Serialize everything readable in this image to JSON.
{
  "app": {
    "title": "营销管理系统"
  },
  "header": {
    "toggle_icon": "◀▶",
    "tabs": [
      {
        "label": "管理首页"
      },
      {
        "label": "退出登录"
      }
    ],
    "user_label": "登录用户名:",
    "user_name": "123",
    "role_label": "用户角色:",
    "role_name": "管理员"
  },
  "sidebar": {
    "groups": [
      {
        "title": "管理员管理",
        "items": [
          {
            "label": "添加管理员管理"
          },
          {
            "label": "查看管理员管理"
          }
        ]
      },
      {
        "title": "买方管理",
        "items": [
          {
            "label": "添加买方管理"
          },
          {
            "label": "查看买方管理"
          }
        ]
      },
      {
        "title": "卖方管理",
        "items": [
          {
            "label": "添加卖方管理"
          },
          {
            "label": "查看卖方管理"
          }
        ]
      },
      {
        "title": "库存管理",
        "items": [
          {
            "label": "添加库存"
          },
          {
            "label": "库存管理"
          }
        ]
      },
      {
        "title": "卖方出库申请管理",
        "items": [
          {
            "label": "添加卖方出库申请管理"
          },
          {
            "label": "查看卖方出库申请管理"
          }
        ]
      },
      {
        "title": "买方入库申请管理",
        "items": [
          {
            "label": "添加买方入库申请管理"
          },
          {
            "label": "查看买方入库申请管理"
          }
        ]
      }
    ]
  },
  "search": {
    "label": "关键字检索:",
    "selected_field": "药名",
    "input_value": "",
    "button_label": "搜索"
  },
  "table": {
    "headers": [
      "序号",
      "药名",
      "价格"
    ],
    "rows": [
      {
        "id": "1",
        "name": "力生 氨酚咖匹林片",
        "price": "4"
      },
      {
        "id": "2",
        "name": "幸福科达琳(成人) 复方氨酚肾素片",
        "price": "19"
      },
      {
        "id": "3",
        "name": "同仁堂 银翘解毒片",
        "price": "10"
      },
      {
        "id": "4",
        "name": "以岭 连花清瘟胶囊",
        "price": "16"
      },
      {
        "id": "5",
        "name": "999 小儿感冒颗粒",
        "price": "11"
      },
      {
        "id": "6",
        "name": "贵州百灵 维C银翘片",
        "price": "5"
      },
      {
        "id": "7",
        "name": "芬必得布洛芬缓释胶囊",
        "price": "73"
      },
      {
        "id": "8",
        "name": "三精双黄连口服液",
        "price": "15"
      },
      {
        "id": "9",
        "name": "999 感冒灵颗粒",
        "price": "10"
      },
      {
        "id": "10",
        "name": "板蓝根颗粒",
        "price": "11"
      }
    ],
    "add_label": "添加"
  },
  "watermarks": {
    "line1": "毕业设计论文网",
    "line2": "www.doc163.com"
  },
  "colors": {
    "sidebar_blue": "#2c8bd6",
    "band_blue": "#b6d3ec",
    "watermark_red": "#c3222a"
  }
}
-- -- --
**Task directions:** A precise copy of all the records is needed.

**Result of this task:**
Serialize everything readable in this image to JSON.
{
  "app": {
    "title": "营销管理系统"
  },
  "header": {
    "toggle_icon": "◀▶",
    "tabs": [
      {
        "label": "管理首页"
      },
      {
        "label": "退出登录"
      }
    ],
    "user_label": "登录用户名:",
    "user_name": "123",
    "role_label": "用户角色:",
    "role_name": "管理员"
  },
  "sidebar": {
    "groups": [
      {
        "title": "管理员管理",
        "items": [
          {
            "label": "添加管理员管理"
          },
          {
            "label": "查看管理员管理"
          }
        ]
      },
      {
        "title": "买方管理",
        "items": [
          {
            "label": "添加买方管理"
          },
          {
            "label": "查看买方管理"
          }
        ]
      },
      {
        "title": "卖方管理",
        "items": [
          {
            "label": "添加卖方管理"
          },
          {
            "label": "查看卖方管理"
          }
        ]
      },
      {
        "title": "库存管理",
        "items": [
          {
            "label": "添加库存"
          },
          {
            "label": "库存管理"
          }
        ]
      },
      {
        "title": "卖方出库申请管理",
        "items": [
          {
            "label": "添加卖方出库申请管理"
          },
          {
            "label": "查看卖方出库申请管理"
          }
        ]
      },
      {
        "title": "买方入库申请管理",
        "items": [
          {
            "label": "添加买方入库申请管理"
          },
          {
            "label": "查看买方入库申请管理"
          }
        ]
      }
    ]
  },
  "search": {
    "label": "关键字检索:",
    "selected_field": "药名",
    "input_value": "",
    "button_label": "搜索"
  },
  "table": {
    "headers": [
      "序号",
      "药名",
      "价格"
    ],
    "rows": [
      {
        "id": "1",
        "name": "力生 氨酚咖匹林片",
        "price": "4"
      },
      {
        "id": "2",
        "name": "幸福科达琳(成人) 复方氨酚肾素片",
        "price": "19"
      },
      {
        "id": "3",
        "name": "同仁堂 银翘解毒片",
        "price": "10"
      },
      {
        "id": "4",
        "name": "以岭 连花清瘟胶囊",
        "price": "16"
      },
      {
        "id": "5",
        "name": "999 小儿感冒颗粒",
        "price": "11"
      },
      {
        "id": "6",
        "name": "贵州百灵 维C银翘片",
        "price": "5"
      },
      {
        "id": "7",
        "name": "芬必得布洛芬缓释胶囊",
        "price": "73"
      },
      {
        "id": "8",
        "name": "三精双黄连口服液",
        "price": "15"
      },
      {
        "id": "9",
        "name": "999 感冒灵颗粒",
        "price": "10"
      },
      {
        "id": "10",
        "name": "板蓝根颗粒",
        "price": "11"
      }
    ],
    "add_label": "添加"
  },
  "watermarks": {
    "line1": "毕业设计论文网",
    "line2": "www.doc163.com"
  },
  "colors": {
    "sidebar_blue": "#2c8bd6",
    "band_blue": "#b6d3ec",
    "watermark_red": "#c3222a"
  }
}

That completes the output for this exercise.